Bossk in themselves are an emotional landmark for me. My first year away from home, they were the first band I saw in the big city supporting Japanese hardcore band Envy, and they blew me away. They’d since disbanded, but reformed within the last two years, and it was a real pleasure to see them again, not least of all because they reaffirmed that I wasn’t remembering them better than they were; they felt extremely familiar, wreathed in darkness and blue fog as they were. A couple of newer cuts were followed by the entirety of .1, their first EP. It’s a very slow-building record, and the single high note of atmospherics soars whilst the guitars and drums manifest behind it. Vocalist Sam Marsh leaves the stage for much of this, so as not to distract from the music itself. He returns for his climactic roars at the end of “II” to applause, and you can feel the connection between the band, the music and the audience.

It helps that they sounded fantastic anyway; we learn later that they have their own sound man on the road with them, which naturally will help.
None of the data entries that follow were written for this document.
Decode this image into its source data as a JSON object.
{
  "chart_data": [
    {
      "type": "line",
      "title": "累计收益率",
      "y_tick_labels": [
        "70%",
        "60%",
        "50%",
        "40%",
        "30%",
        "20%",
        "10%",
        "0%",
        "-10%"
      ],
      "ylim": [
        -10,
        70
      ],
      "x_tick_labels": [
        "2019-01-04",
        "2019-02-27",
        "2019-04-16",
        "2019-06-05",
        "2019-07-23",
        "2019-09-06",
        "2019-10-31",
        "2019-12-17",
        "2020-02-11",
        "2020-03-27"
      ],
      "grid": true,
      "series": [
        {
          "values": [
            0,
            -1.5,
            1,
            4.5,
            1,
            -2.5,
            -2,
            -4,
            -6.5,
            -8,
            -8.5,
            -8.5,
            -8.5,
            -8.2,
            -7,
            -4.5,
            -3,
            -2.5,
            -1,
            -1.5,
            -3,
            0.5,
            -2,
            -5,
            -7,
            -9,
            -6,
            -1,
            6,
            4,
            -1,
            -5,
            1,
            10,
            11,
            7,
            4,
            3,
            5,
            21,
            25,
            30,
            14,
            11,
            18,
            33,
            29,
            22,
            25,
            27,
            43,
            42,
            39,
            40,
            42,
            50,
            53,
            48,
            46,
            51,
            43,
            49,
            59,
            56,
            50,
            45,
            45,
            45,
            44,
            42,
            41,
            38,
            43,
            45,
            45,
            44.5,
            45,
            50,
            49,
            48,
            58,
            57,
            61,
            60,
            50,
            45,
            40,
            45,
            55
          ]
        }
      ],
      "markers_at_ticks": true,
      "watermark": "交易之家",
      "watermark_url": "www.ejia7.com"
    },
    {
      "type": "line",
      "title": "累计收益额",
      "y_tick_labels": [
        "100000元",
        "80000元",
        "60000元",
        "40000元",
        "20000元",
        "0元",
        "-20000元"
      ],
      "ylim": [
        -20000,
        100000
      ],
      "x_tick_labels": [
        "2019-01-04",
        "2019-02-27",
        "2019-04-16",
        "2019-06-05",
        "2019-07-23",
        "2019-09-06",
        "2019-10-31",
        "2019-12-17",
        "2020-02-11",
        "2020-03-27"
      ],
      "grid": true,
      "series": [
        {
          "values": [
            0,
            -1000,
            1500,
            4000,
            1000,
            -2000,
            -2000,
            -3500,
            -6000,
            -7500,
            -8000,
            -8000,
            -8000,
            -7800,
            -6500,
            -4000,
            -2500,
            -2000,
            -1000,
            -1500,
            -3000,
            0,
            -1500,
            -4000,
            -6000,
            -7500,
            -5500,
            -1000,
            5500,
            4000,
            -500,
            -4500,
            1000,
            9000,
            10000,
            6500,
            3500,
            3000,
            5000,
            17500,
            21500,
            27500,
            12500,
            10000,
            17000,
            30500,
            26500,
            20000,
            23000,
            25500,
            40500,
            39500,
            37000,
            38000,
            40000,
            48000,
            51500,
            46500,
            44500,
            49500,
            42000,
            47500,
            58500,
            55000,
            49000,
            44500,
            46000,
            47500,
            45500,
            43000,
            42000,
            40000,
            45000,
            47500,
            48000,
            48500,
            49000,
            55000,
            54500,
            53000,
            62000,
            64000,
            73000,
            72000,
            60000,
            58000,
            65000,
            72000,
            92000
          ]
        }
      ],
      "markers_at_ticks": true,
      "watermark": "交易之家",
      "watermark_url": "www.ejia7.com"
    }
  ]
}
Great stuff.

I can only assume Jam Circle’s intro was designed to confuse and disorientate, and to be fair, it did just that. I returned to the room and they were just sort of…happening. In what they were playing, no patterns or rhythms were discernible, and whilst it wasn’t your five year-old brother and his mates bashing pots and pans and blowing into siren whistles and kazoos, it immediately puts you on the back foot.

It’s clearly just an intro, as they break into a more composed section after a while, but it doesn’t fare much better – holding your instrument in front of your head like a rockstar doesn’t negate the monotony of three guitars playing pretty much the same thing for five minutes. A little research into Circle has revealed that they build a lot of their work on repetition, which is fair enough – they’ve also been around in one form or another since 2001 and have put out an insane amount of output – but it really does nothing for me.

An analogy jumps into my mind during the hour or so-long set – that it sounds like a hippy space opera; Flash Gordon played by a Led Zeppelin cover band – and whilst that amused me at the time, it’s more depressing now. Many others enjoyed them immensely, but between the somewhat bizarre stage antics, the mid-set costume change (from Cyberdog employee to black metal bondage gear in one case) and the unfamiliarity, it just all felt very pretentious, and that doesn’t sit well.

The main event causes a swell in the crowd in front of the stage itself, and the excitement is palpable as the four members of Old Man Gloom take the stage. They begin with Christmas‘ iconic opening track “Gift“; its strummed intro breaking into one of the heaviest riffs I’ve heard live in a while. This sets the stage for the rest of the performance; it’s a full plate of riffmosas, riff sauce,  riff salad and then a big slice of riffnoffee pie for dessert.

OMG are also incredibly loud. LOUD in caps in fact; the guy to my left, despite rocking out, had his fingers in his ears throughout nearly the whole hour or so that they played, and even with my earplugs, I had a bit of ringing in mine for the rest of the night. Whilst damaging for those without the foresight to protect their hearing, the volume serves to increase the power of each crushing passage. Tracks like “Skullstorm“, “Sleeping With Snakes” and “Hot Salvation” are phenomenal to behold, and even the ‘respites’ of feedback and electronic laden passages leave you with goosebumps.

The shared vocals between the wild-haired Aaron Turner, bassist Caleb Schofield and Nate Newton are caustic and biting, and Santos Montano is an absolute monster behind his kit, leading the charge and accenting in equal measure. It’s a real delight to see these songs come to life on stage. For long time British fans, this is the culmination of a decade of waiting, and it doesn’t disappoint one iota. Hopefully not so long next time, and “bring it on motherfucker” indeed.